Before the market started plunging, I had placed a limit order on the 6 SPY Apr17 14 181 Puts that I had not liquidated. Seeing the the puts were decaying due to time and price action so quickly (from 90 cents to 16 cents in 2 days), and with the market not opening lower, I decided to close the position. I placed a limit order at 20 cents versus a then market price of 16 cents.

When I woke up the next morning, the puts were trading a back at 90 cents! I can’t believe my folly. However, I still stand by my decision. With barely 7 trading days remaining, my puts were decaying rapidly and I was uncertain if the market would fall by a wide margin in such a short period of time. Thus, I still think I did the right thing by cutting the “loss”.

Thankfully, I still have my 10 contracts of SPY May16 14 179 puts.

SPY Index Puts

With the S&P500 having fallen 40 points over two days (2.1%), I decided to take some profit on my portfolio hedges. Here are the trades that were filled:

5 SPY Apr17 14 183 @ $1.45

10 SPY Apr17 14 184 @ $1.80

17 SPY Apr17 14 185 @ $2.30

My average cost prices were $1.3, $1, and $0.60. The reason why my cost prices for the lower strikes were higher than the higher strikes was because I had bought them when the market was lower.

I was also long another contract, 6, SPY Apr17 14 181 at average cost of $1,33. Shortly after the market opened, I had entered a sell limit order at about $0.90. However, after my other positions were closed, I raised the limit order to $0.97. Unfortunately, my order was never filled.

I also went long another contract, 10 SPY May16 14 179 @ $1.80.

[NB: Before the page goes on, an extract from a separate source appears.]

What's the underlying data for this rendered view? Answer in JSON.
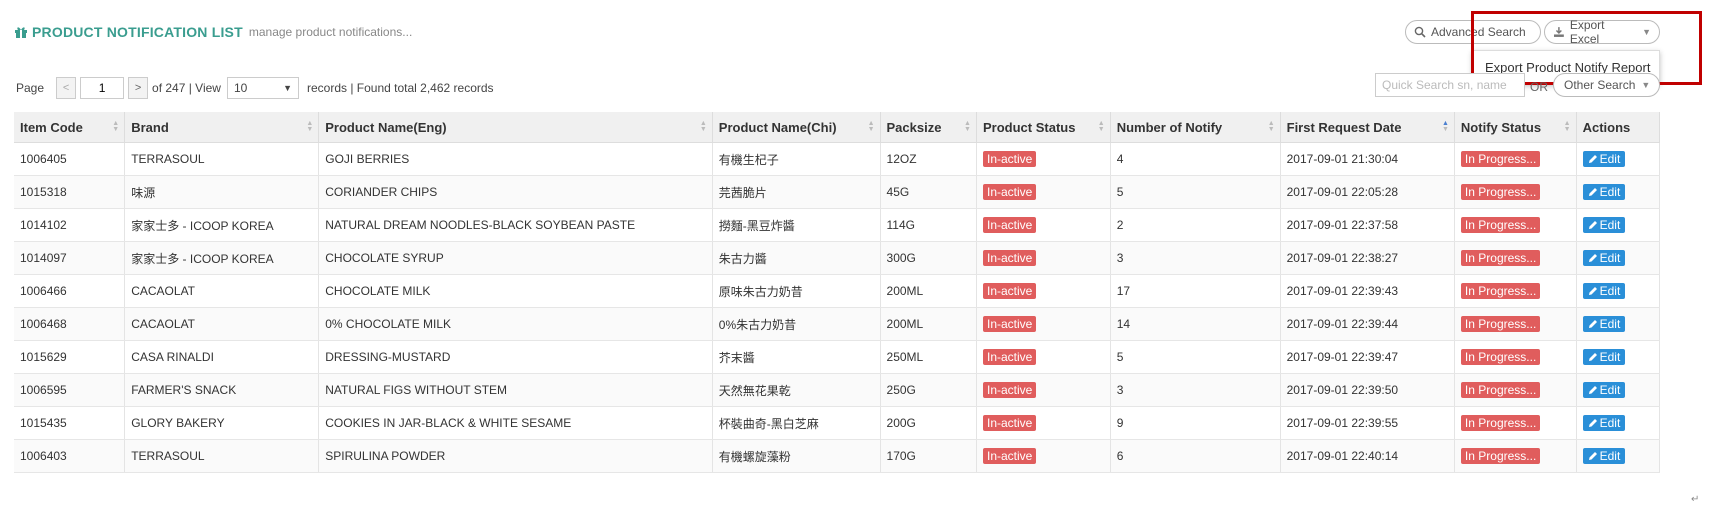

Usually, I’d have said that 40 points was not a large enough move for me to liquidate the hedges. After all, the market could fall much further. However, I wasn’t too sure why the market was correcting in the first place. Jim Reid said it was something to do with the Ukraine issue. I had initiated my portfolio hedges because momentum stocks had been falling for a while, which could presage a general market downturn. But there wasn’t any fundamental news to make me think the market would correct. As such, I decided discretion was the better part of valor. Moreover, my puts were losing time value and also were going to expire 8 trading days later. The SPY was already at approximately 184 so my puts were either ITM or just OTM. Thus, it made it easier for me to close the position.

By initiating the long at the next expiration and a lower strike, I was in fact hedging my decision to close my long puts. But, the position was of a much smaller size and value, allowing me to average down later.

However, the market closed up ~6 points. As such, I shouldn’t have been so cautious to raise my sell limit order and to open the long put position. By doing so, I’ve lost some additional money. In particular, I regret not closing the long put position given the time decay.